In the present case, the Petitioner maintains five separate stores which are physically located apart from each other. Therefore, one must examine the activities that are being performed at each of those locations to determine whether or not qualifying activities are taking place. After so doing, it is clear that at the four locations where there are no printing presses located, the predominant activities do not fall within SIC Code Classification 2000-3999 because no printing activities are conducted there. The Tax Commission finds that the appropriate SIC Code Classification for those establishments is 7332 "Blueprinting and Photocopying."

The Petitioner claimed that the term "photocopying" as used in the industry, refers to a specific process by which reproductions or duplications are made.

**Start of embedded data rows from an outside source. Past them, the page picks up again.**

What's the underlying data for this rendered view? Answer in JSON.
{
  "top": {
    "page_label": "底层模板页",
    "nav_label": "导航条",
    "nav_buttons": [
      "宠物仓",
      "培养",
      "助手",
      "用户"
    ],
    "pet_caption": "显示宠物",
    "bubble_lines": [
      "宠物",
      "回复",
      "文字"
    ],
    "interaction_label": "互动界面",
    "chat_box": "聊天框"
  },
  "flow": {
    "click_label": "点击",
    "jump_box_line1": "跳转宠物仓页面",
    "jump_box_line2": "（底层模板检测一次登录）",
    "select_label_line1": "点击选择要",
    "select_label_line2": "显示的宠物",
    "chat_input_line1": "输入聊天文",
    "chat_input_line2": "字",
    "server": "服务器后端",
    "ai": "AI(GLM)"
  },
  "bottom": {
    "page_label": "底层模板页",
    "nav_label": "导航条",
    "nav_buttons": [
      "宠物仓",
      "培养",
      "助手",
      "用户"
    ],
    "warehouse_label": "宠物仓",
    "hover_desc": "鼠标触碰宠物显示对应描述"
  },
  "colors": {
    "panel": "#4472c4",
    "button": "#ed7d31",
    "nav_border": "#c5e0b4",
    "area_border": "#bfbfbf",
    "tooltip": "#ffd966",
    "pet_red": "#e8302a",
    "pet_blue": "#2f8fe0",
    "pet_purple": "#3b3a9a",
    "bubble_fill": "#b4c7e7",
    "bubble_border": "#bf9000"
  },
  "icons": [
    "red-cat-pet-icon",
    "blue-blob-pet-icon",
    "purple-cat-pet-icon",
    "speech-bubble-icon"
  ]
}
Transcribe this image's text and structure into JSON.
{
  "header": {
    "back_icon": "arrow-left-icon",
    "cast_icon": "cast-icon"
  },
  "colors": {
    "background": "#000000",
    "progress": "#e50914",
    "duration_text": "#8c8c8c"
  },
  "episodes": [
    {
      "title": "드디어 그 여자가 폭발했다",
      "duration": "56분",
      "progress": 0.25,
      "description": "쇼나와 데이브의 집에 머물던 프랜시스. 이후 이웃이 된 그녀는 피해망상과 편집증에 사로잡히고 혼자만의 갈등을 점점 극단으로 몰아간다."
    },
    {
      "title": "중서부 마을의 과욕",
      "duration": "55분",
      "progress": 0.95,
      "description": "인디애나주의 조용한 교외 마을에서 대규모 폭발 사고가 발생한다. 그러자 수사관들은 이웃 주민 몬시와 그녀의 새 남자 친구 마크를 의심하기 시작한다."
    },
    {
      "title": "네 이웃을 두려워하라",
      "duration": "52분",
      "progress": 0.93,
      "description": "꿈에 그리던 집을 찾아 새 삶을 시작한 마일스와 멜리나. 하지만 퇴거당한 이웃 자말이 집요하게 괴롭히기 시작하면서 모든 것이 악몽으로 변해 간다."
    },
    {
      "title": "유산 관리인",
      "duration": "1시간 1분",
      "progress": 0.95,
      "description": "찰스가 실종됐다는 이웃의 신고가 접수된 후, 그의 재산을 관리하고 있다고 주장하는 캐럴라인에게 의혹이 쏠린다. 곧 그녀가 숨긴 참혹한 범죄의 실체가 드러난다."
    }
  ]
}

Petitioner goes on to argue that the high speed duplicators used by it at its several locations utilizes a duplication method referred to as "Xerography" and not photocopying. Therefore, the Petitioner argues, it does not fall within SIC industry number 7332 which encompasses establishments primarily engaged in reproducing drawings, plans, maps or other copy by blueprinting or photocopying.

The Tax Commission is not persuaded by the Petitioner's argument. The Tax Commission finds that the term "photocopying" as used in the SIC manual is a generic term which includes the reproduction or duplication of copy by both photocopying and xerography methods. This is based upon the fact that nowhere in the SIC manual is there a specific group or industry classification for xerography services, nor is the term xerography used.

Even if one were to accept the Petitioner's position that because it does not make reproductions by photocopy, its services would nevertheless fall within SIC industry number 7339 "Stenographic Services; and Reproduction Services, not elsewhere classified." That category covers establishments which are primarily engaged in furnishing stenographic services; and reproduction services other than printing, blueprinting and photocopying, and reproduction in connection with direct mail advertising.

Based upon the foregoing, the Tax Commission finds that the lease of the high speed duplicating machines and the purchase of its personal computers and laser printers which are used by the Petitioner at its central store are exempt from sales and use tax, and further, that the leases of the high speed duplicating machines and the purchase of the personal computers and laser printers used at its satellite stores are not exempt from sales and use tax. The Auditing Division is ordered to amend its audit in accordance with this decision. It is so ordered.

DATED this 27 day of February, 1991.

BY ORDER OF THE UTAH STATE TAX COMMISSION.

R. H. Hansen Roger O. Tew

Chairman Commissioner

Joe B. Pacheco G. Blaine Davis

Commissioner Commissioner